Photographer Tony Austin knew he had gotten lucky when a murder of crows landed near him on a recent nature walk. But then one of the birds started acting strangely. Austin started shooting — and he was astounded later, when he enlarged his photos: The crow had large black ants all over its body.
“I noticed there were like little bumps all over this bird that was flopping around,” Austin says. “And sure enough, it was covered in ants.”
Even stranger, the crow had seemed to purposefully put ants on itself. Austin had been confused; now he was mystified. Looking for help to solve his mystery, he posted a photo of the crow on a Facebook group for wildlife photographers in his home area of Victoria, British Columbia.

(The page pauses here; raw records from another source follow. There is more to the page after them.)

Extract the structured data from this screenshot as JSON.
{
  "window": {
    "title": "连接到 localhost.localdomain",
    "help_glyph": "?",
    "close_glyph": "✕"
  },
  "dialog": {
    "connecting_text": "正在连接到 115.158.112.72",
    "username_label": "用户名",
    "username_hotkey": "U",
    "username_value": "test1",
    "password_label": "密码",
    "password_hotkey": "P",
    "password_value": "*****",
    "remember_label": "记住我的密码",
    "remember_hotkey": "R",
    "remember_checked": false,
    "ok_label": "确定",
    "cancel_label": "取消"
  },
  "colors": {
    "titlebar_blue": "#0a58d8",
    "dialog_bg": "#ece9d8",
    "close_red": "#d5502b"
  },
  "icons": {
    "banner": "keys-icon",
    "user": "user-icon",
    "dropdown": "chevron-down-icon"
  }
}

Caught in the act of “anting”
In response to Austin’s post, an answer soon came: The crow was merely “anting” — spreading ants on its feathers and wings. The practice has long been documented, but it’s not entirely understood.
In this cropped version of Austin’s photograph, ants are clearly visible on a crow he encountered in Canada’s Swan Lake Christmas Hill Nature Sanctuary.Tony Austin
A leading theory is that it’s all about cleanliness.